I say this in full knowledge of his history.  In the 1990s, Mr. Taylor held positions in both FDA and USDA and his career in these agencies is complicated.  As I explained in my 2003 book, Safe Food  (see the endnotes for full documentation), Mr. Taylor began his career as a lawyer with the FDA. When he left the FDA, he went to work for King & Spalding, a law firm that represented Monsanto, the company that developed genetically engineered bovine growth hormone (BGH), corn, and soybeans.

He revolved back to the FDA in 1991 as deputy commissioner for policy, and he held that position during the time the agency approved Monsanto’s BGH. At the time of the review, he had been with FDA for more than two years. This made him exempt from newly passed conflict-of-interest guidelines that applied only to the first year of federal employment.  He also was a coauthor of the FDA’s 1992 policy statement on genetically engineered plant foods, and he signed the Federal Register notice stating that milk from cows treated with BGH did not have to be labeled as such.

For whatever it is worth, a 1999 lawsuit and GAO report revealed considerable disagreement about these decisions within FDA. These also revealed that Mr. Taylor had recused himself from matters related to Monsanto’s BGH and had “never sought to influence the thrust or content” of the agency’s policies on Monsanto’s products.  I can’t tell whether there were ethical breaches here or not, but there is little question that his work at FDA gave the appearance of conflict of interest, if nothing more.

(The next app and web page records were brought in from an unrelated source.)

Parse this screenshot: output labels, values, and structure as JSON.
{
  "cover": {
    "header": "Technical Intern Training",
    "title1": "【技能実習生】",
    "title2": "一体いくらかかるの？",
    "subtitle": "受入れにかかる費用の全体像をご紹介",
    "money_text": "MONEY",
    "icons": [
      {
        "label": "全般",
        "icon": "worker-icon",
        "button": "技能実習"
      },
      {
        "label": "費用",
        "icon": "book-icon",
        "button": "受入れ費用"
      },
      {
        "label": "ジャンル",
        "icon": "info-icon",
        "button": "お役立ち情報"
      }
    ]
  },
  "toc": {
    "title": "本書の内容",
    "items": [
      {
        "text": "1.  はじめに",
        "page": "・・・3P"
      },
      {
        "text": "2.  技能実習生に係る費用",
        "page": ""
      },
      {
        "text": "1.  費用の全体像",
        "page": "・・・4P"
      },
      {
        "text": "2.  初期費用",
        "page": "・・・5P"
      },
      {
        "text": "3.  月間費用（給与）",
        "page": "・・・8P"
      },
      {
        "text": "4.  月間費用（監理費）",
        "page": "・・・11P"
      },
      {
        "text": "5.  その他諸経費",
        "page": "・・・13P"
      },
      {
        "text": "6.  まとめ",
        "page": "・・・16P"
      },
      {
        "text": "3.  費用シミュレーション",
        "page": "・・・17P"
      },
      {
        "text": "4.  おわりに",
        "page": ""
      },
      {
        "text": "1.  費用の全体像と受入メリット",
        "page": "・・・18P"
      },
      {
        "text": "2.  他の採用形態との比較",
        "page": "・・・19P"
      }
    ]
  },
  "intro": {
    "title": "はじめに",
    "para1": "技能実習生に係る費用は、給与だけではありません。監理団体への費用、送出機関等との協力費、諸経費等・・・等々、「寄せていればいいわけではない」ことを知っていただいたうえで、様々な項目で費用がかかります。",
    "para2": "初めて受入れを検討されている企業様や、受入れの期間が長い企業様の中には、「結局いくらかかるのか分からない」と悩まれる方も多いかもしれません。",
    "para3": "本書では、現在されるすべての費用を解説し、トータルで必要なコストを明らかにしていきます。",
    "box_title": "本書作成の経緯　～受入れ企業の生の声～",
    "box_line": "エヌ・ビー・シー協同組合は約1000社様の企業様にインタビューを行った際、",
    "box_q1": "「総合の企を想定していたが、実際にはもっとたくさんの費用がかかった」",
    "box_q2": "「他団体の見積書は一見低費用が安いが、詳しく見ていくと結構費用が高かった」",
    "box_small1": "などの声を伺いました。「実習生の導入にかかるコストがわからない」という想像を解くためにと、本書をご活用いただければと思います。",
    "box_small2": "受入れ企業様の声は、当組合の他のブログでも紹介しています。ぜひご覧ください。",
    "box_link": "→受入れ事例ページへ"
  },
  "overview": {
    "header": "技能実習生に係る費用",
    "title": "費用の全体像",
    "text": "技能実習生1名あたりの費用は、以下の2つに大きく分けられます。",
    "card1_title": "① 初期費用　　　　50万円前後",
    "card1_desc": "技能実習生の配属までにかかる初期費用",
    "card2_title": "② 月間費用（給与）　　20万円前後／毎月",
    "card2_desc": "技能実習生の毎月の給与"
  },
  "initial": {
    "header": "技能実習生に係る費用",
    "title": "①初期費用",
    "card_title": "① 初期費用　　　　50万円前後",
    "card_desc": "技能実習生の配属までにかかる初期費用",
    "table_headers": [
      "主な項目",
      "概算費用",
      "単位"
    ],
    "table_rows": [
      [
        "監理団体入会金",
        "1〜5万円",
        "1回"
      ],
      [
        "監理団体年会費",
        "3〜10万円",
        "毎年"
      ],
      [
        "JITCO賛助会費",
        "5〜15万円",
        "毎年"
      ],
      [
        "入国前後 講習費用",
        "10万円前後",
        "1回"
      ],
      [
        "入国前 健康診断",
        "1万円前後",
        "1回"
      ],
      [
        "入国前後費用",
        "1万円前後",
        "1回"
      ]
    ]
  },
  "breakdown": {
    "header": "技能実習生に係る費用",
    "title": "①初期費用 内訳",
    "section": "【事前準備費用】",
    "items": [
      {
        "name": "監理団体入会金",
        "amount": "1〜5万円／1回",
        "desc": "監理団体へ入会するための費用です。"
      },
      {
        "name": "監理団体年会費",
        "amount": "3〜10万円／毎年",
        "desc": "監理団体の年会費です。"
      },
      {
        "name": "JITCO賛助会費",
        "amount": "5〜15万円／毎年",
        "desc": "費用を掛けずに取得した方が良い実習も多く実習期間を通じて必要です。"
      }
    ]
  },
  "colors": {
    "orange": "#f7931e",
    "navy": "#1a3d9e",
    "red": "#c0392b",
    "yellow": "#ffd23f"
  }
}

But wait! Watch what happened when he moved to USDA in 1994 as head of its Food Safety and Inspection Service (FSIS). Just six weeks after taking the job, Mr. Taylor gave his first public speech to an annual convention of the American Meat Institute. There, he announced that USDA would now be driven by public health goals as much or more than by productivity concerns. The USDA would soon require science-based HACCP systems in every meat and poultry plant, would be testing raw ground beef, and would require contaminated meat to be destroyed or reprocessed. And because E. coli O157.H7 is infectious at very low doses, the USDA would consider any level of contamination of ground beef with these bacteria to be unsafe, adulterated, and subject to enforcement action.  Whew.  This took real courage.

The amazing thing is that he actually made this work.  Now, HACCP rules apply more to USDA-regulated products than to FDA-regulated products. This new appointment gives Mr. Taylor the chance to bring FDA’s policies in line with USDA’s and even more, to make sure they are monitored and enforced.

In Safe Food, I summarize Mr. Taylor’s position on food safety regulation from 2002. Then, he argued for, among other things:

  • A single agency accountable for providing consistent and coordinated oversight of food safety, from farm to table.
  • Institution of Pathogen Reduction: HACCP, with performance standards verified by pathogen testing, at every step of food production.
  • Recall authority, access to records, and penalties for lapses in safety procedures.
  • Standards for imported foods equivalent to those for domestic foods.
  • Food safety to take precedence over commercial considerations in trade disputes.

Yes, he revolved back to Monsanto after leaving FDA but he didn’t stay long. He left Monsanto for Resources for the Future, a think tank on policy issues.   In 2007, he went to academia and joined the food policy think tank (see his bio) at George Washington University.  There, he produced the excellent food safety report I mentioned in a previous post, which repeats these points. This is about as good a position on food safety as can be expected of any federal official.

I wish him all the luck in the world in getting the safety of FDA-regulated foods under control. For those of you who are still dubious, how about giving him a chance to show what he can do?  But do keep the pressure on – hold his feet to the fire - so he knows he has plenty of support for doing the right thing.

[Posted from Skagway, Alaska, en route to Fairbanks]